Grandview Yard eventually could total 1.5 million square feet of retail and office space, plus 600 housing units.
In the first 15 months of the development’s operation, Grandview Yard has created about 300 jobs, and sent $150,106 in income tax and $238,358 in bed taxes from the hotel to Grandview Heights, said Bob Dvoraczky, the city’s director of finance.
“I have to give Nationwide credit,” said Patrik Bowman, the Grandview Heights director of administration and economic development. “The economy started to recede when this was coming together, and they persevered and invested a lot in the first phase and got it going.”
As anticipated, the location — close to Ohio State and Downtown — has been key, Ellis said.
“It works well with anything university related and the (Ohio State) medical center and also Downtown,” he said. “It’s only about a mile from the convention center, and the hotel is getting the overflow.”
Ellis is following the Arena District model when it comes to new construction at Grandview Yard.
“We found anchor tenants for office buildings, Columbia Gas for example (in the Arena District), that would allow us to get an office building kicked off,” he said. “We haven’t identified anyone yet (at Grandview Yard for the next office building), but we’ve had a number of conversations.”
The success of Nationwide’s Flats on Vine apartments in the Arena District gave Ellis confidence to start construction on the Grandview Yard apartments.
“The market for rental properties in and around Downtown is strong,” he said. “People want to be part of a well-conceived urban neighborhood.”
Office tenants at Grandview Yard include M+A Architects, which designed the building; Weber & Associates, a marketing and consulting firm; Holbrook & Manter, CPAs; and Willis of Ohio, a global insurance broker.
“They’re making deals and signing leases, and that’s something in this economy,” said Mike Simpson of NAI Ohio Equities, a commercial real-estate firm. “It’s a well-located project I expect to be very successful.”
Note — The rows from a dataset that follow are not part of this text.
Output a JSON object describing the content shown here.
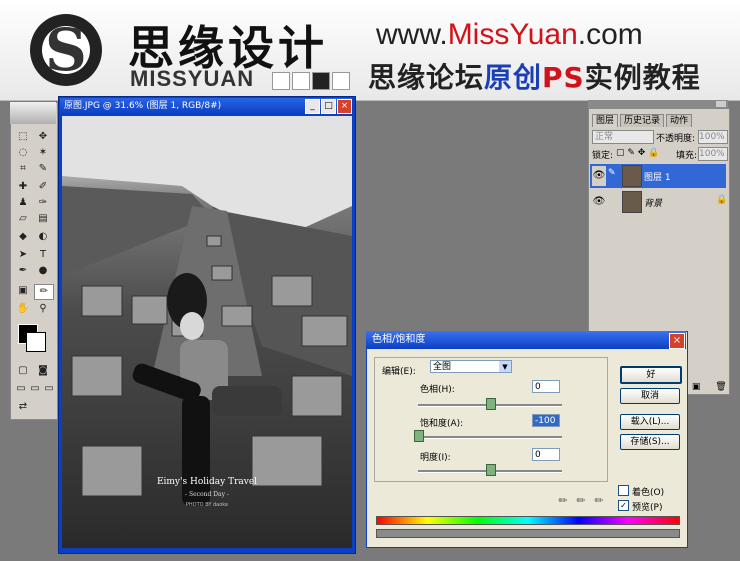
{
  "banner": {
    "cn_title": "思缘设计",
    "en_title": "MISSYUAN",
    "url_prefix": "www.",
    "url_m": "Miss",
    "url_y": "Yuan",
    "url_suffix": ".com",
    "subtitle_a": "思缘论坛",
    "subtitle_b": "原创",
    "subtitle_c": "PS",
    "subtitle_d": "实例教程"
  },
  "image_window": {
    "title": "原图.JPG @ 31.6% (图层 1, RGB/8#)",
    "photo_text1": "Eimy's Holiday Travel",
    "photo_text2": "- Second Day -",
    "photo_text3": "PHOTO BY daoke"
  },
  "layers_panel": {
    "tabs": [
      "图层",
      "历史记录",
      "动作"
    ],
    "blend_mode": "正常",
    "opacity_label": "不透明度:",
    "opacity_value": "100%",
    "lock_label": "锁定:",
    "fill_label": "填充:",
    "fill_value": "100%",
    "layers": [
      {
        "name": "图层 1",
        "selected": true
      },
      {
        "name": "背景",
        "selected": false
      }
    ]
  },
  "dialog": {
    "title": "色相/饱和度",
    "edit_label": "编辑(E):",
    "edit_value": "全图",
    "hue_label": "色相(H):",
    "hue_value": "0",
    "hue_level": 0.5,
    "sat_label": "饱和度(A):",
    "sat_value": "-100",
    "sat_level": 0,
    "light_label": "明度(I):",
    "light_value": "0",
    "light_level": 0.5,
    "ok": "好",
    "cancel": "取消",
    "load": "载入(L)...",
    "save": "存储(S)...",
    "colorize": "着色(O)",
    "colorize_checked": false,
    "preview": "预览(P)",
    "preview_checked": true
  },
  "colors": {
    "accent_red": "#d0121b",
    "accent_blue": "#1a3fb5",
    "titlebar_blue": "#0b3fc4",
    "selected_layer": "#3168d5"
  }
}
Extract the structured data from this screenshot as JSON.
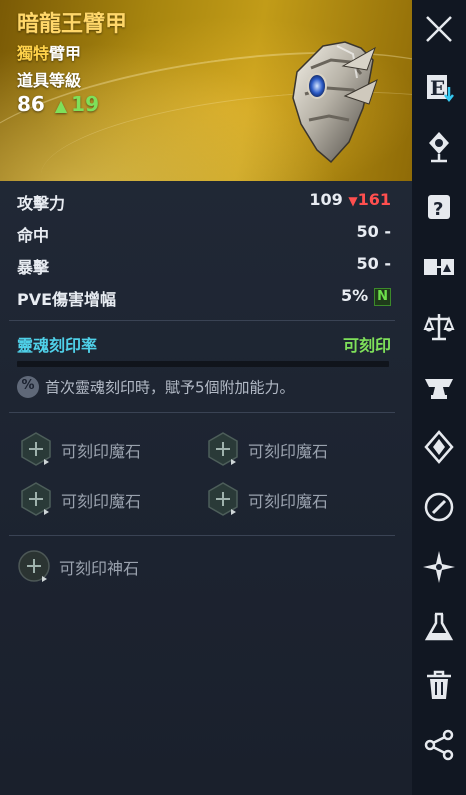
{
  "item": {
    "name": "暗龍王臂甲",
    "rarity": "獨特",
    "type": "臂甲",
    "level_label": "道具等級",
    "level": "86",
    "level_up": "19"
  },
  "stats": [
    {
      "name": "攻擊力",
      "value": "109",
      "change": "161",
      "change_dir": "down"
    },
    {
      "name": "命中",
      "value": "50 -"
    },
    {
      "name": "暴擊",
      "value": "50 -"
    },
    {
      "name": "PVE傷害增幅",
      "value": "5%",
      "badge": "N"
    }
  ],
  "soul": {
    "label": "靈魂刻印率",
    "status": "可刻印",
    "note": "首次靈魂刻印時，賦予5個附加能力。",
    "progress": 0
  },
  "sockets": {
    "magic_label": "可刻印魔石",
    "divine_label": "可刻印神石"
  },
  "sidebar": {
    "items": [
      "close-icon",
      "equip-icon",
      "upgrade-icon",
      "scroll-icon",
      "compare-icon",
      "balance-icon",
      "anvil-icon",
      "enchant-icon",
      "link-icon",
      "star-icon",
      "flask-icon",
      "trash-icon",
      "share-icon"
    ]
  },
  "colors": {
    "title": "#ffd76a",
    "soul": "#4fd0e8",
    "green": "#7ee05a",
    "red": "#ff4f4f"
  }
}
Willis is the newest tenant and moved from Upper Arlington into a 24,000-square-foot space in December.
“Our firm is positioned to grow and we wanted an office building that represented this and we wanted something with a lot of visibility and a lot of new energy and Grandview Yard has been exactly that,” said Frank McKain, regional partner of Willis.
McKain added that the design of Grandview Yard, which would allow employees to walk or cycle to work, as well as to shops and restaurants, helped make the decision easier.
The hotel’s occupancy rate of 72.8 percent for the first 11 months of 2011 is well above the 57.3 percent average for other university-area hotels, according to statistics compiled by Experience Columbus, the city’s convention and visitors bureau. It was more than the 69.2 percent rate for the Downtown hotels it also competes against.
“It was an absolute home run for year one of a hotel,” said Eric Belfrage, a hotel specialist with CB Richard Ellis in Columbus.
While similar to the Arena District in many ways, there is one big difference at Grandview Yard.
“The Arena itself was the catalyst for the start of the Arena District,” Ellis said. “One of the things they have in common is we were able to leave as little to the imagination as possible; we really wanted people to touch and feel and see the quality of what we planned.”